■ Dataset records:

::::::::::

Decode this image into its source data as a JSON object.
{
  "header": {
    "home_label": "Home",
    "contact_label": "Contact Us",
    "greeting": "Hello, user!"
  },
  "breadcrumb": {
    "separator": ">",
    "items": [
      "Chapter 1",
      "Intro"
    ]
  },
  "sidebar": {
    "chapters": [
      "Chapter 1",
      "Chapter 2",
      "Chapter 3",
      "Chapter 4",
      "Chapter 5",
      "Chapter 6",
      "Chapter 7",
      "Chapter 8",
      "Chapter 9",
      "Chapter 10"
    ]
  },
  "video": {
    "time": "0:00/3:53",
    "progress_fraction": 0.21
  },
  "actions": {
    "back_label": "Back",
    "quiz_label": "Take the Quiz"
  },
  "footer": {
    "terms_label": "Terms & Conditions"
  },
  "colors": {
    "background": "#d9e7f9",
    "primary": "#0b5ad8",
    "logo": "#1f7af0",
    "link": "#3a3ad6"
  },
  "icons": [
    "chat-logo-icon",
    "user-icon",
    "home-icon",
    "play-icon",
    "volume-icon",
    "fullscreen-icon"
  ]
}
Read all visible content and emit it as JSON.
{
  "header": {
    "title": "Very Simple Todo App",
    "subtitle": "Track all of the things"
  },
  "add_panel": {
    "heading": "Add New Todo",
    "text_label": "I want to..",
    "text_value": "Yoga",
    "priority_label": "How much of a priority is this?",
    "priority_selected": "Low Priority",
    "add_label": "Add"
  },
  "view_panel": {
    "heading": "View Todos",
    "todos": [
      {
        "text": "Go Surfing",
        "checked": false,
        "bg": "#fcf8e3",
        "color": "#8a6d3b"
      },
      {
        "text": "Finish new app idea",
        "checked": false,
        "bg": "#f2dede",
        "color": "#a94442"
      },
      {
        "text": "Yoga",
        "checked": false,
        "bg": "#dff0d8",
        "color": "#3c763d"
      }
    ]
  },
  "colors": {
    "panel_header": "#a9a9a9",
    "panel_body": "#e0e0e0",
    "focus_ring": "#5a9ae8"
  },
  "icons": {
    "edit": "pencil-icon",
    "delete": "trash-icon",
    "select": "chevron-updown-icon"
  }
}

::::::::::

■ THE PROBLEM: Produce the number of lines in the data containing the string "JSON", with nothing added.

■ ANSWER TO THE PROBLEM: 2